India Uncut

This blog has moved to its own domain. Please visit for the all-new India Uncut and bookmark it. The new site has much more content and some new sections, and you can read about them here and here. You can subscribe to full RSS feeds of all the sections from here. This blogspot site will no longer be updated, except in case of emergencies, if the main site suffers a prolonged outage. Thanks - Amit.

Sunday, April 16, 2006

Economics as a guide to human behaviour

A version of this review, of "The Undercover Economist" by Tim Harford, was published today in the Indian Express.

Art aims to reveal the human condition, but there is no better way to understand human behaviour than through the tools of economics. After all, we live in a world of scarcity, none more so than of time, and are buffetted constantly by incentives of various kinds to do various things. Thinking like an economist helps us to understand the complex web of interactions that exist between us, and to make clear choices.

For decades, though, economics has been regarded as a ‘dismal science’, an arcane subject with no relevance to common life. But that is a mistaken belief, and just as popular science books gave science a wider audience from the 1970s onwards, a series of books and websites are performing the same service for economics. Blogs like Marginal Revolution, Café Hayek, Asymmetrical Information and EconLog have made econo-junkies out of tens of thousands of people in the online world, an audience reflected in meatspace by the success of “Freakonomics” last year.
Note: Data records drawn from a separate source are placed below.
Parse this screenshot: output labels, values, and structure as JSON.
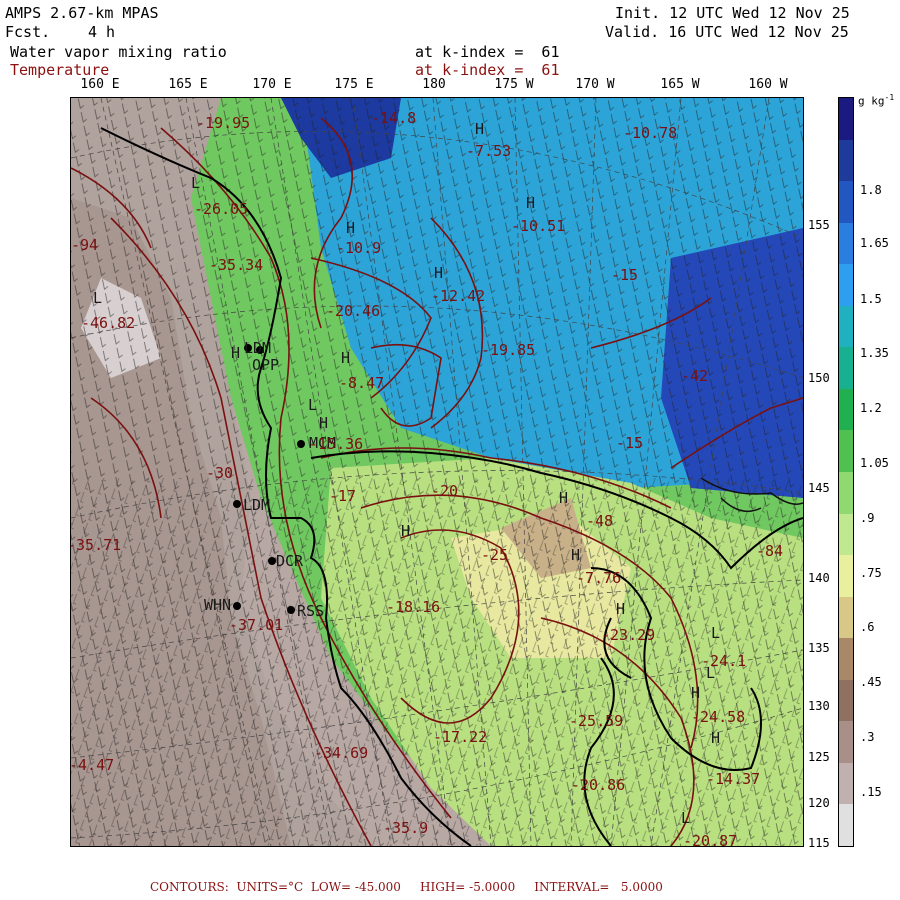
{
  "header": {
    "model": "AMPS 2.67-km MPAS",
    "forecast_label": "Fcst.",
    "forecast_value": "4 h",
    "field1": "Water vapor mixing ratio",
    "field1_level": "at k-index =  61",
    "field2": "Temperature",
    "field2_level": "at k-index =  61",
    "init": "Init. 12 UTC Wed 12 Nov 25",
    "valid": "Valid. 16 UTC Wed 12 Nov 25"
  },
  "longitude_labels": [
    "160 E",
    "165 E",
    "170 E",
    "175 E",
    "180",
    "175 W",
    "170 W",
    "165 W",
    "160 W"
  ],
  "latitude_labels": [
    "155",
    "150",
    "145",
    "140",
    "135",
    "130",
    "125",
    "120",
    "115"
  ],
  "colorbar": {
    "unit": "g kg",
    "unit_exp": "-1",
    "labels": [
      "1.8",
      "1.65",
      "1.5",
      "1.35",
      "1.2",
      "1.05",
      ".9",
      ".75",
      ".6",
      ".45",
      ".3",
      ".15"
    ],
    "colors": [
      "#1a1a80",
      "#1e3a9a",
      "#2256c0",
      "#2a7ee0",
      "#2e9ef0",
      "#20b0c0",
      "#18b090",
      "#20b050",
      "#50c050",
      "#90d870",
      "#c0e890",
      "#e8f0a0",
      "#d8c888",
      "#a88868",
      "#907060",
      "#a89088",
      "#c0b0b0",
      "#e0e0e0"
    ]
  },
  "contour_labels": [
    {
      "text": "-19.95",
      "color": "red"
    },
    {
      "text": "-14.8",
      "color": "red"
    },
    {
      "text": "-10.78",
      "color": "red"
    },
    {
      "text": "-7.53",
      "color": "red"
    },
    {
      "text": "-26.05",
      "color": "red"
    },
    {
      "text": "-10.9",
      "color": "red"
    },
    {
      "text": "-10.51",
      "color": "red"
    },
    {
      "text": "-35.34",
      "color": "red"
    },
    {
      "text": "-12.42",
      "color": "red"
    },
    {
      "text": "-15",
      "color": "red"
    },
    {
      "text": "-46.82",
      "color": "red"
    },
    {
      "text": "-20.46",
      "color": "red"
    },
    {
      "text": "-19.85",
      "color": "red"
    },
    {
      "text": "-8.47",
      "color": "red"
    },
    {
      "text": "-42",
      "color": "red"
    },
    {
      "text": "-15.36",
      "color": "red"
    },
    {
      "text": "-15",
      "color": "red"
    },
    {
      "text": "-30",
      "color": "red"
    },
    {
      "text": "-17",
      "color": "red"
    },
    {
      "text": "-20",
      "color": "red"
    },
    {
      "text": "-48",
      "color": "red"
    },
    {
      "text": "-35.71",
      "color": "red"
    },
    {
      "text": "-25",
      "color": "red"
    },
    {
      "text": "-7.76",
      "color": "red"
    },
    {
      "text": "-18.16",
      "color": "red"
    },
    {
      "text": "-37.01",
      "color": "red"
    },
    {
      "text": "-23.29",
      "color": "red"
    },
    {
      "text": "-24.1",
      "color": "red"
    },
    {
      "text": "-24.58",
      "color": "red"
    },
    {
      "text": "-25.59",
      "color": "red"
    },
    {
      "text": "-34.69",
      "color": "red"
    },
    {
      "text": "-17.22",
      "color": "red"
    },
    {
      "text": "-14.37",
      "color": "red"
    },
    {
      "text": "-4.47",
      "color": "red"
    },
    {
      "text": "-20.86",
      "color": "red"
    },
    {
      "text": "-35.9",
      "color": "red"
    },
    {
      "text": "-20.87",
      "color": "red"
    },
    {
      "text": "-94",
      "color": "red"
    },
    {
      "text": "-84",
      "color": "red"
    }
  ],
  "station_labels": [
    "LDM",
    "OPP",
    "MCM",
    "LDM",
    "DCR",
    "WHN",
    "RSS"
  ],
  "footer": {
    "contours": "CONTOURS:",
    "units": "UNITS=°C",
    "low": "LOW= -45.000",
    "high": "HIGH= -5.0000",
    "interval": "INTERVAL=   5.0000"
  }
}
The latest in that list is “The Undercover Economist” by Tim Harford, a book that turns the jargon of economics into the lingo of cool kids, and is enlightening and fun at the same time. About how many books can you say that?

If you head out to your local outlet of Barista, you will notice that a cappucino costs Rs 33 while a Café Mocha costs Rs 47. Both cost approximately the same to make, so why this difference in price? Why are economy lounges in airports across the world so uniformly shabby? Why are books first released in hardcover and later in paperback? Why is popcorn so expensive in movie halls? Harford draws on examples from our daily lives and uses them to illustrate basic concepts of economics, such as marginal cost, information asymmetry, price targeting and externality pricing.

Some of the truths that economics teaches us are commonsensical, but other are deeply unintuitive: the fact that the world is non-zero-sum, for example, and that everyone can benefit at the same time, or that markets don’t need central planners, and prosperity is caused by “human action but not human design”, as the economist Friedrich Hayek would have put it. Harford illustrates this well, likening a well-functioning free market to a ‘World of Truth’, with prices acting as the spies that reveal valuable information about the world. Interfering with this ‘World of Truth’, as subsidies and tariffs and taxes inevitably do, harms all of us and destroys value. Special-interest groups do this in some countries, dictators in others, and Harford writes about it with such lucidity that many such pernicious examples from India will no doubt pop up in your mind.

“The Undercover Economist” is no weighty tome, though, pontificating grandly on the world. Instead, it’s a book with utility, which will help you decipher the world around you a little better, and will even save you a few rupees every time you go to the supermarket. Also, it’s out in paperback in India, which indicates exactly what the publisher thinks of you. Buy it nevertheless: you will both benefit.
amit varma, 2:27 AM| write to me | permalink | homepage

I recommend: